_About this exercise:_ Wherever the string "Task" appears in the entries below, return the line that holds it.

Saved entries
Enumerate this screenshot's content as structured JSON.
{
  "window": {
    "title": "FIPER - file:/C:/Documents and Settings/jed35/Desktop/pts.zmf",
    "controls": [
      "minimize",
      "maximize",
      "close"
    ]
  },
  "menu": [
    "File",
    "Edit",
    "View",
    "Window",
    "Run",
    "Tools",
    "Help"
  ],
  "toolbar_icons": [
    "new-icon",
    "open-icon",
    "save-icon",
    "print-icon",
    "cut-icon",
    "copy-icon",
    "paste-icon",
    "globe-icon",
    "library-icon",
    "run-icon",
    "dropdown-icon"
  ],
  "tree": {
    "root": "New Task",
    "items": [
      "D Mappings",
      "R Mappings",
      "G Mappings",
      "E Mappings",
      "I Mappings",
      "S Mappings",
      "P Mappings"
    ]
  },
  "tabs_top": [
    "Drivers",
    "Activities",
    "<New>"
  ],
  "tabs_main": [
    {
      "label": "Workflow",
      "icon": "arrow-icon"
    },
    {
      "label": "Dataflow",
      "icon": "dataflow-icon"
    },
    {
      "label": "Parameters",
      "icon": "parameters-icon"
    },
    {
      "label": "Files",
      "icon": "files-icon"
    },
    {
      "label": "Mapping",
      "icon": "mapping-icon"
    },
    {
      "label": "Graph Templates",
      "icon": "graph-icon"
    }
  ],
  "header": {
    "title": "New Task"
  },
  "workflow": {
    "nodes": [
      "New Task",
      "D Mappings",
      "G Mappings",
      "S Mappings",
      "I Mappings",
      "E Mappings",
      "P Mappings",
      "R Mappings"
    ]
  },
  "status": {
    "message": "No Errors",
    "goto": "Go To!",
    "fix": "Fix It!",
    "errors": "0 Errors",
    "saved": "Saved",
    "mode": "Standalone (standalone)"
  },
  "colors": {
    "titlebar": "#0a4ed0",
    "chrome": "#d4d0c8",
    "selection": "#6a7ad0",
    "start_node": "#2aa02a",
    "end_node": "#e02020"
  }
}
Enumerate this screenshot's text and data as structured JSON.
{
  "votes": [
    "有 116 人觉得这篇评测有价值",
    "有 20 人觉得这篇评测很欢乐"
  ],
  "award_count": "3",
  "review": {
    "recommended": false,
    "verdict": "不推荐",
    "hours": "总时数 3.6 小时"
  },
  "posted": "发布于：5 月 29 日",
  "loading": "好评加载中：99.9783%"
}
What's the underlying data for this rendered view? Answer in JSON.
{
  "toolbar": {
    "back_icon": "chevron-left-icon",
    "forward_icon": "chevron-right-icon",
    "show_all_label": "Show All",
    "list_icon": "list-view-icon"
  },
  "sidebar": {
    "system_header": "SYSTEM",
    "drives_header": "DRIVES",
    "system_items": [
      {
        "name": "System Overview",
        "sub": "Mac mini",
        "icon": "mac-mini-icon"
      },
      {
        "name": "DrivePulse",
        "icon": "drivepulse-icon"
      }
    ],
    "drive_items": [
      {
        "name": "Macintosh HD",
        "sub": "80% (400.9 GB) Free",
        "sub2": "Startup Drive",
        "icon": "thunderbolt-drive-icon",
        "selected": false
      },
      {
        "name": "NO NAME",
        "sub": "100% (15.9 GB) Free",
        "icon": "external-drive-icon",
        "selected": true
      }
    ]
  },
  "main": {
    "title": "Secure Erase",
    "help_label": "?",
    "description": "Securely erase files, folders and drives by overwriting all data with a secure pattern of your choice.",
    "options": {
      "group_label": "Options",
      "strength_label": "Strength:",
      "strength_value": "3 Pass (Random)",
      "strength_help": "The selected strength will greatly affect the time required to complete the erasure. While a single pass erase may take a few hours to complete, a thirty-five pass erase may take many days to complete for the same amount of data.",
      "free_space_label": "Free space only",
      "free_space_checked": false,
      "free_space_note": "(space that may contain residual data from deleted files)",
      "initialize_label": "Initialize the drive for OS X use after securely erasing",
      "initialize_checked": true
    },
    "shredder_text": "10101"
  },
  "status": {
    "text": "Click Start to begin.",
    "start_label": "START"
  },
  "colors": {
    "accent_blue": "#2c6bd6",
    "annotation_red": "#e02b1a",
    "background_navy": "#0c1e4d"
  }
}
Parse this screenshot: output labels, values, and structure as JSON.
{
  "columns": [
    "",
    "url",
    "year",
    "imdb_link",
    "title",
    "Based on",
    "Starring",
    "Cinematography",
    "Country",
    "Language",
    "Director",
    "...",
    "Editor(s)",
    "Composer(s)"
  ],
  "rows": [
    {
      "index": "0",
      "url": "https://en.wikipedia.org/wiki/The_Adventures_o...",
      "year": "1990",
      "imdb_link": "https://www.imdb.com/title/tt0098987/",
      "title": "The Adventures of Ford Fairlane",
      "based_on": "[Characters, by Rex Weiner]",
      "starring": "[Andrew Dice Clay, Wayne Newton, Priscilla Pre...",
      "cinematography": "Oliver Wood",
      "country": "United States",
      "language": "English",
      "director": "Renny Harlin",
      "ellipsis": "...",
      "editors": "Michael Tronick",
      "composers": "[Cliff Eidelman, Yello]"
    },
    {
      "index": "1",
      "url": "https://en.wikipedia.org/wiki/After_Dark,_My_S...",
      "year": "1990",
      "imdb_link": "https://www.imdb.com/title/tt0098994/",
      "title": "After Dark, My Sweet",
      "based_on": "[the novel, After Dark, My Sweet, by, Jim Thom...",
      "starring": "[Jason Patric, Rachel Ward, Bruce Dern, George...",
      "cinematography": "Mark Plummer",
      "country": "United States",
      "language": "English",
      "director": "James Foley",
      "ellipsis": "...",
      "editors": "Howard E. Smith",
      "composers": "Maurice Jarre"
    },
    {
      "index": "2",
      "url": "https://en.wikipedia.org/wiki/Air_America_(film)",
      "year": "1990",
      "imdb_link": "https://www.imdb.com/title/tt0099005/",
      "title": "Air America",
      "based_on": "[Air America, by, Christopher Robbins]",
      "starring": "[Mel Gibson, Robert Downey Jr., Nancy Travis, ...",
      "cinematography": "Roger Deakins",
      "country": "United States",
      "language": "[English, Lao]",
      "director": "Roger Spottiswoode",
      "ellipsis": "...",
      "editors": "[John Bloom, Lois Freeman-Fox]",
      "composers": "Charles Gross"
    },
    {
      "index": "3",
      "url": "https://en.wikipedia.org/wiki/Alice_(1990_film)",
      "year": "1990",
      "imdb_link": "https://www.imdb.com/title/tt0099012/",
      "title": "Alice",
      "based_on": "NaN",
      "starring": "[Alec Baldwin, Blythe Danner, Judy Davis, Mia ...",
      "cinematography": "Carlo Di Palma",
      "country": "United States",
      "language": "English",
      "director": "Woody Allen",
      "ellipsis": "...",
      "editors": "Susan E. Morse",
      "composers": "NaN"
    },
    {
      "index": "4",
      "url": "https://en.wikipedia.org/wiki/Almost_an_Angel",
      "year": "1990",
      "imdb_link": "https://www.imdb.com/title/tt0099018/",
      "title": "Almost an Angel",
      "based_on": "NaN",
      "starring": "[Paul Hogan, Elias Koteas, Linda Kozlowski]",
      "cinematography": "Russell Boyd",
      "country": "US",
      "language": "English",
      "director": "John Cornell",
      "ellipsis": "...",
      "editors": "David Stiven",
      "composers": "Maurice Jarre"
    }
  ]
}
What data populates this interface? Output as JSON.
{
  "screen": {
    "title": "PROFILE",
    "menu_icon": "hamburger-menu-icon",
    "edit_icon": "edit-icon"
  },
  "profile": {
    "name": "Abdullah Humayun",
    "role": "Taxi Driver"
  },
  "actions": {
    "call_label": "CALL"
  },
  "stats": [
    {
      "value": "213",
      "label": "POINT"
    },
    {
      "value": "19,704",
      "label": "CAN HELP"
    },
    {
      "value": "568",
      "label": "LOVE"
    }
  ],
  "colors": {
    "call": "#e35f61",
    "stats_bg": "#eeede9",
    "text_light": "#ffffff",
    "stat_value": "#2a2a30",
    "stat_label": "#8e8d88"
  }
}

_Exercise result:_
    "root": "New Task",
    "title": "New Task"
      "New Task",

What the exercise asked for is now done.